THE PROBLEM -
A faithful copy of all the records is needed, with the pictures omitted.
━━━ INPUT DATA
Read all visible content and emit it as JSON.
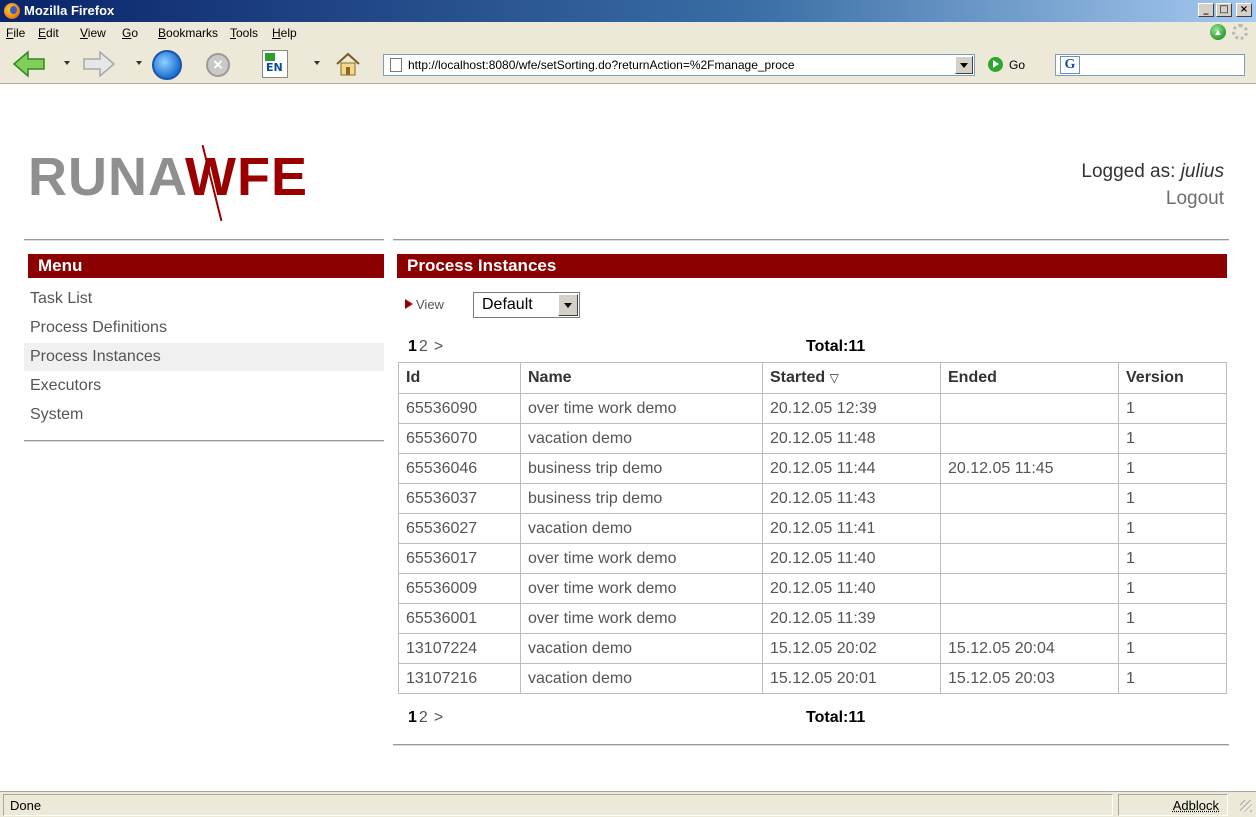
{
  "window": {
    "title": "Mozilla Firefox",
    "buttons": {
      "minimize": "_",
      "maximize": "□",
      "close": "×"
    }
  },
  "menubar": {
    "items": [
      "File",
      "Edit",
      "View",
      "Go",
      "Bookmarks",
      "Tools",
      "Help"
    ]
  },
  "navbar": {
    "url": "http://localhost:8080/wfe/setSorting.do?returnAction=%2Fmanage_proce",
    "go_label": "Go",
    "lang_label": "EN",
    "search_icon": "G"
  },
  "header": {
    "logo_part1": "RUNA",
    "logo_part2": "WFE",
    "logged_prefix": "Logged as: ",
    "username": "julius",
    "logout_label": "Logout"
  },
  "menu": {
    "title": "Menu",
    "items": [
      {
        "label": "Task List"
      },
      {
        "label": "Process Definitions"
      },
      {
        "label": "Process Instances",
        "active": true
      },
      {
        "label": "Executors"
      },
      {
        "label": "System"
      }
    ]
  },
  "main": {
    "title": "Process Instances",
    "view_label": "View",
    "view_value": "Default",
    "pager": {
      "current": "1",
      "next_page": "2",
      "next_arrow": ">"
    },
    "total_text": "Total:11",
    "columns": [
      "Id",
      "Name",
      "Started",
      "Ended",
      "Version"
    ],
    "sort_indicator": "▽",
    "rows": [
      [
        "65536090",
        "over time work demo",
        "20.12.05 12:39",
        "",
        "1"
      ],
      [
        "65536070",
        "vacation demo",
        "20.12.05 11:48",
        "",
        "1"
      ],
      [
        "65536046",
        "business trip demo",
        "20.12.05 11:44",
        "20.12.05 11:45",
        "1"
      ],
      [
        "65536037",
        "business trip demo",
        "20.12.05 11:43",
        "",
        "1"
      ],
      [
        "65536027",
        "vacation demo",
        "20.12.05 11:41",
        "",
        "1"
      ],
      [
        "65536017",
        "over time work demo",
        "20.12.05 11:40",
        "",
        "1"
      ],
      [
        "65536009",
        "over time work demo",
        "20.12.05 11:40",
        "",
        "1"
      ],
      [
        "65536001",
        "over time work demo",
        "20.12.05 11:39",
        "",
        "1"
      ],
      [
        "13107224",
        "vacation demo",
        "15.12.05 20:02",
        "15.12.05 20:04",
        "1"
      ],
      [
        "13107216",
        "vacation demo",
        "15.12.05 20:01",
        "15.12.05 20:03",
        "1"
      ]
    ]
  },
  "statusbar": {
    "status": "Done",
    "adblock": "Adblock"
  },
  "colors": {
    "brand_red": "#8b0000",
    "logo_gray": "#8f8f8f"
  }
}
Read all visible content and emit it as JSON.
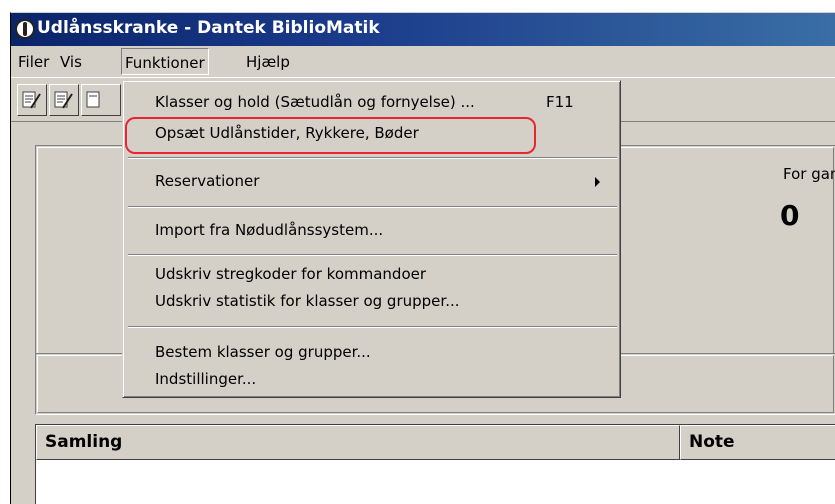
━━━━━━
OUTPUT OF THE EXERCISE -
Read all visible content and emit it as JSON.
{
  "window": {
    "title": "Mozilla Firefox",
    "buttons": {
      "minimize": "_",
      "maximize": "□",
      "close": "×"
    }
  },
  "menubar": {
    "items": [
      "File",
      "Edit",
      "View",
      "Go",
      "Bookmarks",
      "Tools",
      "Help"
    ]
  },
  "navbar": {
    "url": "http://localhost:8080/wfe/setSorting.do?returnAction=%2Fmanage_proce",
    "go_label": "Go",
    "lang_label": "EN",
    "search_icon": "G"
  },
  "header": {
    "logo_part1": "RUNA",
    "logo_part2": "WFE",
    "logged_prefix": "Logged as: ",
    "username": "julius",
    "logout_label": "Logout"
  },
  "menu": {
    "title": "Menu",
    "items": [
      {
        "label": "Task List"
      },
      {
        "label": "Process Definitions"
      },
      {
        "label": "Process Instances",
        "active": true
      },
      {
        "label": "Executors"
      },
      {
        "label": "System"
      }
    ]
  },
  "main": {
    "title": "Process Instances",
    "view_label": "View",
    "view_value": "Default",
    "pager": {
      "current": "1",
      "next_page": "2",
      "next_arrow": ">"
    },
    "total_text": "Total:11",
    "columns": [
      "Id",
      "Name",
      "Started",
      "Ended",
      "Version"
    ],
    "sort_indicator": "▽",
    "rows": [
      [
        "65536090",
        "over time work demo",
        "20.12.05 12:39",
        "",
        "1"
      ],
      [
        "65536070",
        "vacation demo",
        "20.12.05 11:48",
        "",
        "1"
      ],
      [
        "65536046",
        "business trip demo",
        "20.12.05 11:44",
        "20.12.05 11:45",
        "1"
      ],
      [
        "65536037",
        "business trip demo",
        "20.12.05 11:43",
        "",
        "1"
      ],
      [
        "65536027",
        "vacation demo",
        "20.12.05 11:41",
        "",
        "1"
      ],
      [
        "65536017",
        "over time work demo",
        "20.12.05 11:40",
        "",
        "1"
      ],
      [
        "65536009",
        "over time work demo",
        "20.12.05 11:40",
        "",
        "1"
      ],
      [
        "65536001",
        "over time work demo",
        "20.12.05 11:39",
        "",
        "1"
      ],
      [
        "13107224",
        "vacation demo",
        "15.12.05 20:02",
        "15.12.05 20:04",
        "1"
      ],
      [
        "13107216",
        "vacation demo",
        "15.12.05 20:01",
        "15.12.05 20:03",
        "1"
      ]
    ]
  },
  "statusbar": {
    "status": "Done",
    "adblock": "Adblock"
  },
  "colors": {
    "brand_red": "#8b0000",
    "logo_gray": "#8f8f8f"
  }
}
Read all visible content and emit it as JSON.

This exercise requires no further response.